Activity: Write out the material below exactly, with no line missing.
** Opening Record excerpts block **
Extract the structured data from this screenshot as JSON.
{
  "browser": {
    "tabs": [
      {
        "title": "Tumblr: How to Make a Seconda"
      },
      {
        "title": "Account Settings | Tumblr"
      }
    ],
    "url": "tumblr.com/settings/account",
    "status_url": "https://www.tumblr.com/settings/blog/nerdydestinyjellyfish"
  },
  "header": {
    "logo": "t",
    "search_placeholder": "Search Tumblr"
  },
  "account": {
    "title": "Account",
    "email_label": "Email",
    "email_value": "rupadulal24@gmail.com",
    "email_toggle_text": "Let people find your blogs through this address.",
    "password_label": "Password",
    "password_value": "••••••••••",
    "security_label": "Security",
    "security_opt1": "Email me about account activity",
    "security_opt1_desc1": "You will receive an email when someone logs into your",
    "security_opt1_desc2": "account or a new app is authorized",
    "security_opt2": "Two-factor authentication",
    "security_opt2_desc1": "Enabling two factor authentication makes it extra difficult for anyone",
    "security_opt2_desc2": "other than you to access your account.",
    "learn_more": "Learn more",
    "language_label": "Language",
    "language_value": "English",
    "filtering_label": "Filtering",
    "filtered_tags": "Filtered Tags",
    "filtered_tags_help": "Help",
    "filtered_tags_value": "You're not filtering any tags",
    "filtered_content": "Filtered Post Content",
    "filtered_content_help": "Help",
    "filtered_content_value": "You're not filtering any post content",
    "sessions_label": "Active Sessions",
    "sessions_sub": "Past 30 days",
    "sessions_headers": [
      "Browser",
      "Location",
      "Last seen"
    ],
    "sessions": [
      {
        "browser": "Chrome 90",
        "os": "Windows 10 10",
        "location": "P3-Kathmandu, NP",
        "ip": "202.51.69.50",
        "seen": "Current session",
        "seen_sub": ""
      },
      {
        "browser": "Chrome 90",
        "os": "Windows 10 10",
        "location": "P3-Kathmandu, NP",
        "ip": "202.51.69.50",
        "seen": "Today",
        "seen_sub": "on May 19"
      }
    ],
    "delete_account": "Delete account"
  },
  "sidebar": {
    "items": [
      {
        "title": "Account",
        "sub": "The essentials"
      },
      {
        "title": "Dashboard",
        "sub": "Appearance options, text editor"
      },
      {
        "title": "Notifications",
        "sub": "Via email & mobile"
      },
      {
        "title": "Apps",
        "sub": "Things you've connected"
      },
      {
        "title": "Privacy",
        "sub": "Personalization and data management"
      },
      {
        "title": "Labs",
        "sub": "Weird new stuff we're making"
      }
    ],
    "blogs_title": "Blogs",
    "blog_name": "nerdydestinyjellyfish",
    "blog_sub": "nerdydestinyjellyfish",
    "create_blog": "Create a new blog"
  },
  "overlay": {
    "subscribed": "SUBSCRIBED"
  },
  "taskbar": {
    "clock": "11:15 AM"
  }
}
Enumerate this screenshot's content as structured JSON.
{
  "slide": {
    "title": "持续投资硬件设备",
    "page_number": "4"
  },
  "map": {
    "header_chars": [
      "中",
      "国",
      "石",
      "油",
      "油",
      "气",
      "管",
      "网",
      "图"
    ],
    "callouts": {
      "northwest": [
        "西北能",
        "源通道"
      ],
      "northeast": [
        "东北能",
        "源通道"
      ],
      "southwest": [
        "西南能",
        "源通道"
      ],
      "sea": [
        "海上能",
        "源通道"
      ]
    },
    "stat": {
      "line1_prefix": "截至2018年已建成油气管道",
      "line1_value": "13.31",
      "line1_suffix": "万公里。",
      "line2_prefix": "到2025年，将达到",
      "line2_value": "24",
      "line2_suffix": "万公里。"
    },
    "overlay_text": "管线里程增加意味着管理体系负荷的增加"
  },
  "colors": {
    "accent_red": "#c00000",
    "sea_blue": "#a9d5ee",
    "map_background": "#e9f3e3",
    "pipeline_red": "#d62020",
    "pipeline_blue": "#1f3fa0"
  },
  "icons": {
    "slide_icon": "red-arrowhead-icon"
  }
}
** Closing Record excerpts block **
Answer:
Extract the structured data from this screenshot as JSON.
{
  "browser": {
    "tabs": [
      {
        "title": "Tumblr: How to Make a Seconda"
      },
      {
        "title": "Account Settings | Tumblr"
      }
    ],
    "url": "tumblr.com/settings/account",
    "status_url": "https://www.tumblr.com/settings/blog/nerdydestinyjellyfish"
  },
  "header": {
    "logo": "t",
    "search_placeholder": "Search Tumblr"
  },
  "account": {
    "title": "Account",
    "email_label": "Email",
    "email_value": "rupadulal24@gmail.com",
    "email_toggle_text": "Let people find your blogs through this address.",
    "password_label": "Password",
    "password_value": "••••••••••",
    "security_label": "Security",
    "security_opt1": "Email me about account activity",
    "security_opt1_desc1": "You will receive an email when someone logs into your",
    "security_opt1_desc2": "account or a new app is authorized",
    "security_opt2": "Two-factor authentication",
    "security_opt2_desc1": "Enabling two factor authentication makes it extra difficult for anyone",
    "security_opt2_desc2": "other than you to access your account.",
    "learn_more": "Learn more",
    "language_label": "Language",
    "language_value": "English",
    "filtering_label": "Filtering",
    "filtered_tags": "Filtered Tags",
    "filtered_tags_help": "Help",
    "filtered_tags_value": "You're not filtering any tags",
    "filtered_content": "Filtered Post Content",
    "filtered_content_help": "Help",
    "filtered_content_value": "You're not filtering any post content",
    "sessions_label": "Active Sessions",
    "sessions_sub": "Past 30 days",
    "sessions_headers": [
      "Browser",
      "Location",
      "Last seen"
    ],
    "sessions": [
      {
        "browser": "Chrome 90",
        "os": "Windows 10 10",
        "location": "P3-Kathmandu, NP",
        "ip": "202.51.69.50",
        "seen": "Current session",
        "seen_sub": ""
      },
      {
        "browser": "Chrome 90",
        "os": "Windows 10 10",
        "location": "P3-Kathmandu, NP",
        "ip": "202.51.69.50",
        "seen": "Today",
        "seen_sub": "on May 19"
      }
    ],
    "delete_account": "Delete account"
  },
  "sidebar": {
    "items": [
      {
        "title": "Account",
        "sub": "The essentials"
      },
      {
        "title": "Dashboard",
        "sub": "Appearance options, text editor"
      },
      {
        "title": "Notifications",
        "sub": "Via email & mobile"
      },
      {
        "title": "Apps",
        "sub": "Things you've connected"
      },
      {
        "title": "Privacy",
        "sub": "Personalization and data management"
      },
      {
        "title": "Labs",
        "sub": "Weird new stuff we're making"
      }
    ],
    "blogs_title": "Blogs",
    "blog_name": "nerdydestinyjellyfish",
    "blog_sub": "nerdydestinyjellyfish",
    "create_blog": "Create a new blog"
  },
  "overlay": {
    "subscribed": "SUBSCRIBED"
  },
  "taskbar": {
    "clock": "11:15 AM"
  }
}
Enumerate this screenshot's content as structured JSON.
{
  "slide": {
    "title": "持续投资硬件设备",
    "page_number": "4"
  },
  "map": {
    "header_chars": [
      "中",
      "国",
      "石",
      "油",
      "油",
      "气",
      "管",
      "网",
      "图"
    ],
    "callouts": {
      "northwest": [
        "西北能",
        "源通道"
      ],
      "northeast": [
        "东北能",
        "源通道"
      ],
      "southwest": [
        "西南能",
        "源通道"
      ],
      "sea": [
        "海上能",
        "源通道"
      ]
    },
    "stat": {
      "line1_prefix": "截至2018年已建成油气管道",
      "line1_value": "13.31",
      "line1_suffix": "万公里。",
      "line2_prefix": "到2025年，将达到",
      "line2_value": "24",
      "line2_suffix": "万公里。"
    },
    "overlay_text": "管线里程增加意味着管理体系负荷的增加"
  },
  "colors": {
    "accent_red": "#c00000",
    "sea_blue": "#a9d5ee",
    "map_background": "#e9f3e3",
    "pipeline_red": "#d62020",
    "pipeline_blue": "#1f3fa0"
  },
  "icons": {
    "slide_icon": "red-arrowhead-icon"
  }
}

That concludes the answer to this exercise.